Our View: Support for college loan study
New legislation filed by state Rep. Jack Franks would authorize the Illinois Student Assistance Commission to study a change in the way students pay for their college education.
Similar to legislation that has been filed in more than a dozen other states, the study would determine the financial feasibility of a “Pay It Forward” program, in which students attend college for free but pay for it after graduation in the form of a small, fixed percentage of their income. Repayment amounts could change as one’s earnings change.
We support the study.
Families with children in, approaching or already having graduated college know exactly how expensive higher education is. Most have to take out hefty loans that start coming due shortly after graduation, whether the student has a job or not.

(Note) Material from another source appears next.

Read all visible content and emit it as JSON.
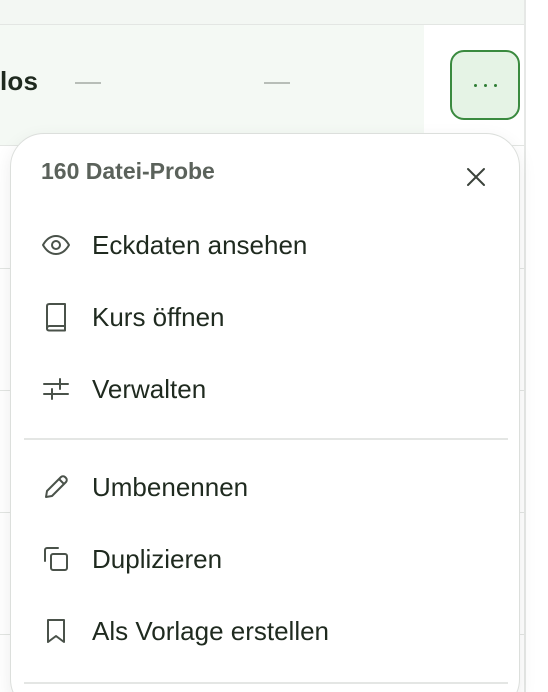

According to the Federal Reserve Bank of New York, there are about 37 million student loan borrowers with outstanding student loans today, amounting to between $902 billion and $1 trillion in total outstanding debt burden. The national average for student loan debt is $29,400. In Illinois, it’s $28,028.
Some are predicting that a massive defaulting of student loans is the next big threat to the U.S. economy. Such debt also has a domino effect on the economy as a whole. If you can barely afford to repay your student loan, how are you going to buy a car, eat at restaurants or spend money elsewhere.
How to pay for the “Pay It Forward” program – so-called because students would benefit up front, then “pay it forward” for those who come after – will be key to the study. University professors and other staff need to be paid. Infrastructure needs to be maintained.
“That was my issue; I wasn’t sure how to pay for it,” said Franks, D-Marengo.
Franks’ bill passed the House unanimously and now is in the Senate. If it passes, Franks thinks the study can be completed by December.
If a reasonable recommendation comes from the study, Franks proposes Illinois conduct a pilot program with community colleges first.
“Then, once we find out how it works, we take it to our four-year universities,” he said.
We’re not sure what the study will find. But we hope the Senate approves the legislation so the study can take place.